TASK DETAILS ->
Each line in the entries below that contains the word "Sedo" counts once. Report how many there are and nothing more.

[Dataset rows describing interfaces]
+ + +

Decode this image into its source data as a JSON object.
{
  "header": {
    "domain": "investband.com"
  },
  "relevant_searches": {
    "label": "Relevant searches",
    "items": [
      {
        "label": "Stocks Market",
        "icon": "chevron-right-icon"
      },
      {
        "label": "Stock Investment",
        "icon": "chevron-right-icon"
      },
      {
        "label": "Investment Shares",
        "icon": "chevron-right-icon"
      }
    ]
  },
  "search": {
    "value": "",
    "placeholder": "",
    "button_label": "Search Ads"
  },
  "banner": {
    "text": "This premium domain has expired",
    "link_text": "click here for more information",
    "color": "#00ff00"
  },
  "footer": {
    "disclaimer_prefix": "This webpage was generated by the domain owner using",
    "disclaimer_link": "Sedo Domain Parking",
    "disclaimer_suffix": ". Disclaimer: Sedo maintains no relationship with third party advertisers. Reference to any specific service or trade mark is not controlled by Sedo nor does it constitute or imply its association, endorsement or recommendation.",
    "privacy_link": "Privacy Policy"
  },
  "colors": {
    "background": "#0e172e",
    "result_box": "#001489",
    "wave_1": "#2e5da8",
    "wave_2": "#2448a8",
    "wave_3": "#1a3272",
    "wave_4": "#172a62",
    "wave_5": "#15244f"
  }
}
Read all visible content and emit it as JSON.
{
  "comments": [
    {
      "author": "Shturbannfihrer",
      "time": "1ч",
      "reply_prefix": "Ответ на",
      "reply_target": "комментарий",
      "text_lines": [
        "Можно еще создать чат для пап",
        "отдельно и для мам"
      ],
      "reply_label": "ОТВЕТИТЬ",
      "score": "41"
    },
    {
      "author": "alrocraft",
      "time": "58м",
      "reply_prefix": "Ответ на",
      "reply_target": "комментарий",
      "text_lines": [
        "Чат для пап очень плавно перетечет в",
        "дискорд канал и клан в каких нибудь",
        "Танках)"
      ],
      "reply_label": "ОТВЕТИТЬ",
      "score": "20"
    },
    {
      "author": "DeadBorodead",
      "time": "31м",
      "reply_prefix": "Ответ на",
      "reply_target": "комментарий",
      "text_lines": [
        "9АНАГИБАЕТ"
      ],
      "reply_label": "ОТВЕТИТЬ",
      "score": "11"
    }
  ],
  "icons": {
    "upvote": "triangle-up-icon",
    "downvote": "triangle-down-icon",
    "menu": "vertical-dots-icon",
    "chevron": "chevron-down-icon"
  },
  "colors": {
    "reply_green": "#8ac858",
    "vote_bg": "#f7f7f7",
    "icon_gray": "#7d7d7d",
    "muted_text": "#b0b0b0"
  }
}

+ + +

WRITTEN SOLUTION ->
2